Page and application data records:
Start of Block
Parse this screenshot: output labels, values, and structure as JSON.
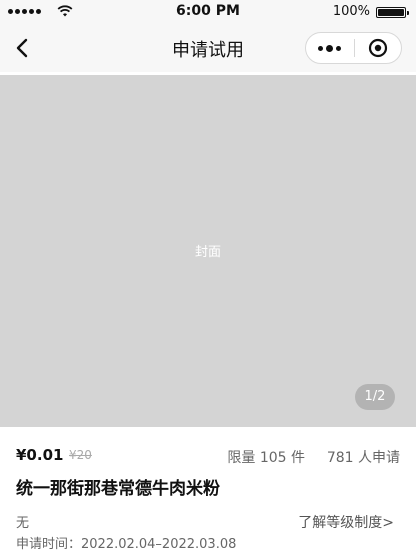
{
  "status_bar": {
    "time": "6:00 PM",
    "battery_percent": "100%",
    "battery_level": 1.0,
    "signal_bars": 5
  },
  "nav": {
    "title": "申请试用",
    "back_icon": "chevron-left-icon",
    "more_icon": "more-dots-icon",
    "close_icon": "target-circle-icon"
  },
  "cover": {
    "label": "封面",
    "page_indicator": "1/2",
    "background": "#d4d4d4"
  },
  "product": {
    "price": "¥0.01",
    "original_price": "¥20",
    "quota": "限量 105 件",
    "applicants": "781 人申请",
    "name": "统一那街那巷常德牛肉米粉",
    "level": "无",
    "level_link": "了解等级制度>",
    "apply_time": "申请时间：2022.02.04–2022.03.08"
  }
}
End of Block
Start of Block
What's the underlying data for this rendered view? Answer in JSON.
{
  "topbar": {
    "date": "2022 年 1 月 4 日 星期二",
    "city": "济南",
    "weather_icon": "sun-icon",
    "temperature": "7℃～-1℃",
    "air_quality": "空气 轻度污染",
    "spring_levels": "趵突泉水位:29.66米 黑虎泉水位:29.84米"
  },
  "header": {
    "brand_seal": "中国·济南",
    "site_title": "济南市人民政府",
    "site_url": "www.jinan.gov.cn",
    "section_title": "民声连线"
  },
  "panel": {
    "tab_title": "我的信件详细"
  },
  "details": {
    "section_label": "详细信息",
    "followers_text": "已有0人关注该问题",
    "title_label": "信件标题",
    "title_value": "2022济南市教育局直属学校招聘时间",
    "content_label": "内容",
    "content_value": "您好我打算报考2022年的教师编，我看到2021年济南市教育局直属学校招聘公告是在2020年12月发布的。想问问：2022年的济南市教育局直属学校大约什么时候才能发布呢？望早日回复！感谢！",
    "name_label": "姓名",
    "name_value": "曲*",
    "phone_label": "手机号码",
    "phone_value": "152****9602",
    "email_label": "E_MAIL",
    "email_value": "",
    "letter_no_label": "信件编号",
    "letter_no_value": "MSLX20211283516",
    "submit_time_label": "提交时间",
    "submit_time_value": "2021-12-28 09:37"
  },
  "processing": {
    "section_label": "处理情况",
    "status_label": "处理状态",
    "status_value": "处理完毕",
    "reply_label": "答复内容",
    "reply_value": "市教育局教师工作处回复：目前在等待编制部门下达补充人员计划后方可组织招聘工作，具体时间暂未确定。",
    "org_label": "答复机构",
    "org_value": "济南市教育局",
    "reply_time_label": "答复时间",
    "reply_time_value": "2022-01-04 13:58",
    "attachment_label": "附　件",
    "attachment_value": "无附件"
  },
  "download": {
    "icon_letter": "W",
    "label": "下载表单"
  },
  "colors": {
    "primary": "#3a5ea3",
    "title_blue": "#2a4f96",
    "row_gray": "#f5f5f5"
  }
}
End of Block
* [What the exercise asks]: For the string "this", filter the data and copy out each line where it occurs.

* [Your response]:
Parse this screenshot: output labels, values, and structure as JSON.
What's the underlying data for this rendered view? Answer in JSON.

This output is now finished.